> What is needed:
Please reproduce all entries word for word and omit their pictures.
(Beginning of Data in this exercise)
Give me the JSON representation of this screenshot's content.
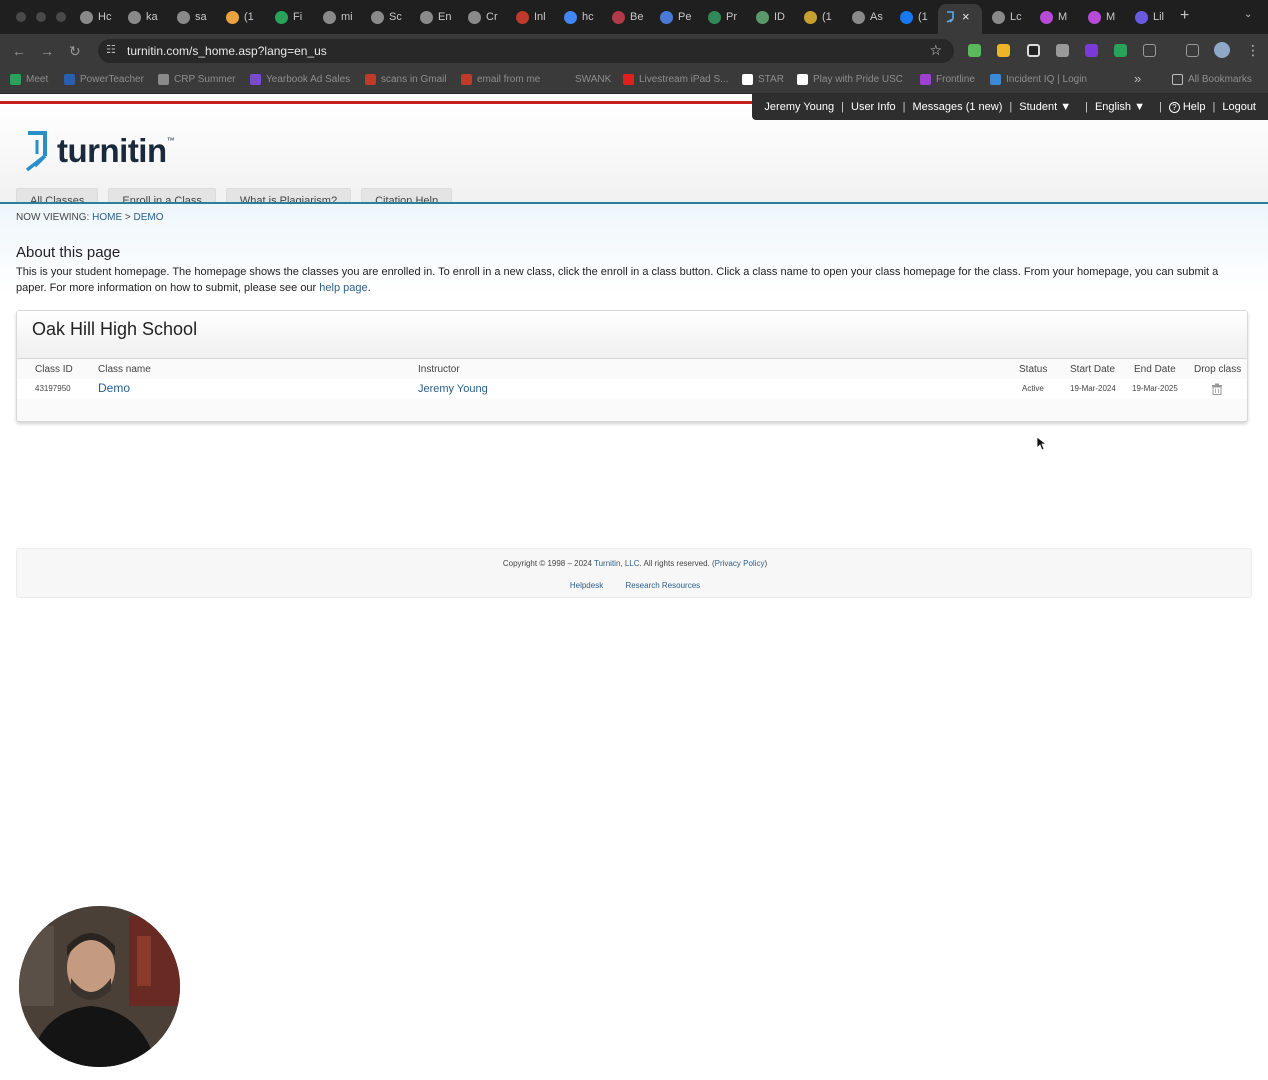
{
  "browser": {
    "tabs": [
      {
        "label": "Hc",
        "color": "#8a8a8a"
      },
      {
        "label": "ka",
        "color": "#8a8a8a"
      },
      {
        "label": "sa",
        "color": "#8a8a8a"
      },
      {
        "label": "(1",
        "color": "#e8a33c"
      },
      {
        "label": "Fi",
        "color": "#2aa35a"
      },
      {
        "label": "mi",
        "color": "#8a8a8a"
      },
      {
        "label": "Sc",
        "color": "#8a8a8a"
      },
      {
        "label": "En",
        "color": "#8a8a8a"
      },
      {
        "label": "Cr",
        "color": "#8a8a8a"
      },
      {
        "label": "Inl",
        "color": "#c0392b"
      },
      {
        "label": "hc",
        "color": "#4285f4"
      },
      {
        "label": "Be",
        "color": "#b03a48"
      },
      {
        "label": "Pe",
        "color": "#4a7ad8"
      },
      {
        "label": "Pr",
        "color": "#2e8b57"
      },
      {
        "label": "ID",
        "color": "#5a9a6a"
      },
      {
        "label": "(1",
        "color": "#c8a030"
      },
      {
        "label": "As",
        "color": "#8a8a8a"
      },
      {
        "label": "(1",
        "color": "#1877f2"
      }
    ],
    "tabs_after": [
      {
        "label": "Lc",
        "color": "#8a8a8a"
      },
      {
        "label": "M",
        "color": "#b84ad8"
      },
      {
        "label": "M",
        "color": "#b84ad8"
      },
      {
        "label": "Lil",
        "color": "#6a5ae0"
      }
    ],
    "active_tab_close": "×",
    "new_tab": "+",
    "url": "turnitin.com/s_home.asp?lang=en_us",
    "bookmarks": [
      {
        "label": "Meet",
        "color": "#2aa35a"
      },
      {
        "label": "PowerTeacher",
        "color": "#2a5fb0"
      },
      {
        "label": "CRP Summer",
        "color": "#8a8a8a"
      },
      {
        "label": "Yearbook Ad Sales",
        "color": "#7a4ad0"
      },
      {
        "label": "scans in Gmail",
        "color": "#c0392b"
      },
      {
        "label": "email from me",
        "color": "#c0392b"
      },
      {
        "label": "SWANK",
        "color": ""
      },
      {
        "label": "Livestream iPad S...",
        "color": "#e02020"
      },
      {
        "label": "STAR",
        "color": "#ffffff"
      },
      {
        "label": "Play with Pride USC",
        "color": "#ffffff"
      },
      {
        "label": "Frontline",
        "color": "#a040d0"
      },
      {
        "label": "Incident IQ | Login",
        "color": "#3a8ad8"
      }
    ],
    "bookmarks_overflow": "»",
    "all_bookmarks": "All Bookmarks"
  },
  "topnav": {
    "user": "Jeremy Young",
    "user_info": "User Info",
    "messages": "Messages (1 new)",
    "role": "Student ▼",
    "language": "English ▼",
    "help": "Help",
    "logout": "Logout"
  },
  "logo": {
    "text": "turnitin",
    "tm": "™",
    "color": "#2a8fc9"
  },
  "nav_tabs": [
    "All Classes",
    "Enroll in a Class",
    "What is Plagiarism?",
    "Citation Help"
  ],
  "breadcrumb": {
    "prefix": "NOW VIEWING:",
    "home": "HOME",
    "separator": ">",
    "current": "DEMO"
  },
  "about": {
    "title": "About this page",
    "text": "This is your student homepage. The homepage shows the classes you are enrolled in. To enroll in a new class, click the enroll in a class button. Click a class name to open your class homepage for the class. From your homepage, you can submit a paper. For more information on how to submit, please see our",
    "link": "help page",
    "end": "."
  },
  "school": {
    "name": "Oak Hill High School",
    "columns": [
      "Class ID",
      "Class name",
      "Instructor",
      "Status",
      "Start Date",
      "End Date",
      "Drop class"
    ],
    "rows": [
      {
        "class_id": "43197950",
        "class_name": "Demo",
        "instructor": "Jeremy Young",
        "status": "Active",
        "start": "19-Mar-2024",
        "end": "19-Mar-2025"
      }
    ]
  },
  "footer": {
    "copyright_prefix": "Copyright © 1998 – 2024",
    "company": "Turnitin, LLC",
    "rights": ". All rights reserved. (",
    "privacy": "Privacy Policy",
    "close": ")",
    "links": [
      "Helpdesk",
      "Research Resources"
    ]
  }
}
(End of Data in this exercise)
> Response to the exercise:
Give me the JSON representation of this screenshot's content.
{
  "browser": {
    "tabs": [
      {
        "label": "Hc",
        "color": "#8a8a8a"
      },
      {
        "label": "ka",
        "color": "#8a8a8a"
      },
      {
        "label": "sa",
        "color": "#8a8a8a"
      },
      {
        "label": "(1",
        "color": "#e8a33c"
      },
      {
        "label": "Fi",
        "color": "#2aa35a"
      },
      {
        "label": "mi",
        "color": "#8a8a8a"
      },
      {
        "label": "Sc",
        "color": "#8a8a8a"
      },
      {
        "label": "En",
        "color": "#8a8a8a"
      },
      {
        "label": "Cr",
        "color": "#8a8a8a"
      },
      {
        "label": "Inl",
        "color": "#c0392b"
      },
      {
        "label": "hc",
        "color": "#4285f4"
      },
      {
        "label": "Be",
        "color": "#b03a48"
      },
      {
        "label": "Pe",
        "color": "#4a7ad8"
      },
      {
        "label": "Pr",
        "color": "#2e8b57"
      },
      {
        "label": "ID",
        "color": "#5a9a6a"
      },
      {
        "label": "(1",
        "color": "#c8a030"
      },
      {
        "label": "As",
        "color": "#8a8a8a"
      },
      {
        "label": "(1",
        "color": "#1877f2"
      }
    ],
    "tabs_after": [
      {
        "label": "Lc",
        "color": "#8a8a8a"
      },
      {
        "label": "M",
        "color": "#b84ad8"
      },
      {
        "label": "M",
        "color": "#b84ad8"
      },
      {
        "label": "Lil",
        "color": "#6a5ae0"
      }
    ],
    "active_tab_close": "×",
    "new_tab": "+",
    "url": "turnitin.com/s_home.asp?lang=en_us",
    "bookmarks": [
      {
        "label": "Meet",
        "color": "#2aa35a"
      },
      {
        "label": "PowerTeacher",
        "color": "#2a5fb0"
      },
      {
        "label": "CRP Summer",
        "color": "#8a8a8a"
      },
      {
        "label": "Yearbook Ad Sales",
        "color": "#7a4ad0"
      },
      {
        "label": "scans in Gmail",
        "color": "#c0392b"
      },
      {
        "label": "email from me",
        "color": "#c0392b"
      },
      {
        "label": "SWANK",
        "color": ""
      },
      {
        "label": "Livestream iPad S...",
        "color": "#e02020"
      },
      {
        "label": "STAR",
        "color": "#ffffff"
      },
      {
        "label": "Play with Pride USC",
        "color": "#ffffff"
      },
      {
        "label": "Frontline",
        "color": "#a040d0"
      },
      {
        "label": "Incident IQ | Login",
        "color": "#3a8ad8"
      }
    ],
    "bookmarks_overflow": "»",
    "all_bookmarks": "All Bookmarks"
  },
  "topnav": {
    "user": "Jeremy Young",
    "user_info": "User Info",
    "messages": "Messages (1 new)",
    "role": "Student ▼",
    "language": "English ▼",
    "help": "Help",
    "logout": "Logout"
  },
  "logo": {
    "text": "turnitin",
    "tm": "™",
    "color": "#2a8fc9"
  },
  "nav_tabs": [
    "All Classes",
    "Enroll in a Class",
    "What is Plagiarism?",
    "Citation Help"
  ],
  "breadcrumb": {
    "prefix": "NOW VIEWING:",
    "home": "HOME",
    "separator": ">",
    "current": "DEMO"
  },
  "about": {
    "title": "About this page",
    "text": "This is your student homepage. The homepage shows the classes you are enrolled in. To enroll in a new class, click the enroll in a class button. Click a class name to open your class homepage for the class. From your homepage, you can submit a paper. For more information on how to submit, please see our",
    "link": "help page",
    "end": "."
  },
  "school": {
    "name": "Oak Hill High School",
    "columns": [
      "Class ID",
      "Class name",
      "Instructor",
      "Status",
      "Start Date",
      "End Date",
      "Drop class"
    ],
    "rows": [
      {
        "class_id": "43197950",
        "class_name": "Demo",
        "instructor": "Jeremy Young",
        "status": "Active",
        "start": "19-Mar-2024",
        "end": "19-Mar-2025"
      }
    ]
  },
  "footer": {
    "copyright_prefix": "Copyright © 1998 – 2024",
    "company": "Turnitin, LLC",
    "rights": ". All rights reserved. (",
    "privacy": "Privacy Policy",
    "close": ")",
    "links": [
      "Helpdesk",
      "Research Resources"
    ]
  }
}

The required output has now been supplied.